The BJP became their political platform, Keshubhai Patel their tallest leader and Swaminarayan their faith.
From 1993 onwards, Modi, brilliantly, crafted Keshubhai’s public persona and made his Patelian strengths the selling points in election.
Since then neither Patels nor BJP have looked back. Later, Modi replaced none other than Keshubhai is a different story.
Hardik is a Kadava (sub-caste) Patel and is fiercely caste-oriented in his politics.
He emerged as a promising Patel leader while heading Patidar Anamat Andolan Samiti in 2015, demanding reservation for Patels in education and jobs. Hardik Patel’s sister Monica couldn’t get admission in a local college because the reserved class OBC student filled the seat. Hardik resonated with the middle-class Patel families’ aspirations to climb higher in life.
On Aug. 25, 2015, Hardik shocked Prime minister Narendra Modi, then BJP president Amit Shah and chief minister Anandiben Patel when he managed to pull a crowd of half a million Patels in Ahmedabad.
Hardik could manage a coup of sorts against the BJP government because the fatigue of BJP’s long rule had sunk in. A tight job market, corruption, unaffordable education helped Hardik build his leadership among youth.
Later, Hardik paid a heavy price for it as BJP government slapped more than 30 police cases including a sedition law. Most cases were of political nature. As a result, Hardik was jailed for nine months and faced externment from Gujarat.

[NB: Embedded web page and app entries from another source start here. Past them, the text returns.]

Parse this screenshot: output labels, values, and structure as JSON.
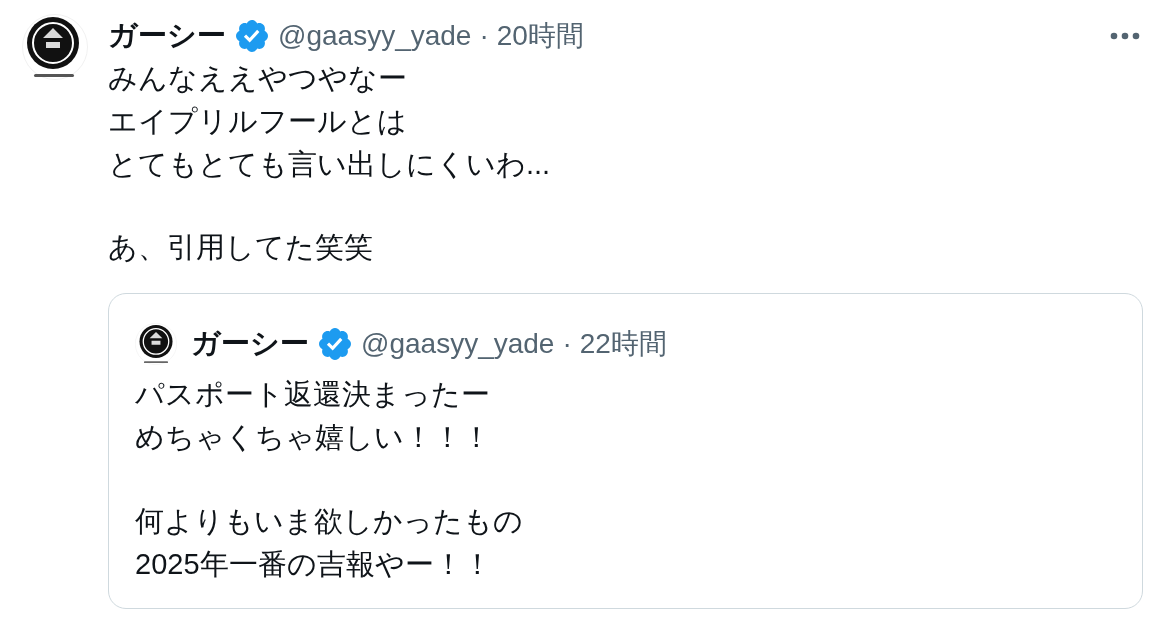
{
  "tweet": {
    "author": {
      "name": "ガーシー",
      "verified": true,
      "handle": "@gaasyy_yade",
      "separator": "·",
      "time": "20時間"
    },
    "paragraphs": [
      [
        "みんなええやつやなー",
        "エイプリルフールとは",
        "とてもとても言い出しにくいわ..."
      ],
      [
        "あ、引用してた笑笑"
      ]
    ],
    "quoted_tweet": {
      "author": {
        "name": "ガーシー",
        "verified": true,
        "handle": "@gaasyy_yade",
        "separator": "·",
        "time": "22時間"
      },
      "paragraphs": [
        [
          "パスポート返還決まったー",
          "めちゃくちゃ嬉しい！！！"
        ],
        [
          "何よりもいま欲しかったもの",
          "2025年一番の吉報やー！！"
        ]
      ]
    }
  }
}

The shock of more than 500,000 Patels rallying around a young Patel leader was so humiliating for the BJP that to cajole Patels, the 103rd Amendment of Constitution was brought in, granting 10% reservation to economically weak people in Parliament. The amendment has been challenged in the court.
The Congress saga
In 2017 assembly elections Hardik supported Congress and became one of the factors in restricting BJP to 99 seats out of 182.
Few months before the Lok Sabha election of 2019, he formally joined Congress.
From 1992 onwards, BJP was for Patels and Patels were for BJP, but Hardik’s demonstration of Patel power was an embarrassment for the ruling party.
However, when Hardik joined Congress, he found that it was easier to fight the court cases filed by the BJP than face caste politics within the Congress. His stint in Congress is a textbook case of how to kill a leader-in-the-making.
Hardik has regrets that Rahul Gandhi and the state Congress treated him badly and didn’t help him fight the cases.
Anand Yagnik, his lawyer told Gulf News, “Congress abandoned Hardik. His resignation will hurt Congress. The elders aren’t allowing the new generation to grow. In Gujarat, young generation doesn’t want to join Congress as they don’t know the party. In such a situation young Hardik should have been welcomed.
"He had the backing of his community. But, no instructions came from Delhi to help him. He wasn’t allowed to have any press conference or public rallies. He wasn’t called in meetings. The party posters won’t have his picture. He is facing 32 cases, stayed long months in jail. He fought alone. In Gujarat, Congress is drowning Congress.”
Political forces at play
Both the BJP and Congress have dismantled Hardik’s dream of becoming a leader.
Now, if he joins BJP his fundamental ideological plank collapses and he will at best be a lightweight member of the party.
If he joins AAP, he will continue facing the wrath of BJP and Congress. Hardik is tired of fighting court cases, so he is likely to compromise with the BJP.
His short-term future is bleak as Indian political culture works against emerging leaders.
His resignation from Congress can be pinned down to caste-politics and Rahul Gandhi’s zero plans for the Gujarat Congress. As far as the BJP is concerned, it is a cold-blooded revenge for the historic Patel rally of 2015 in Ahmedabad.
The contemporary Patel politics of Gujarat has turned a full circle with Hardik’s softened stance towards the BJP.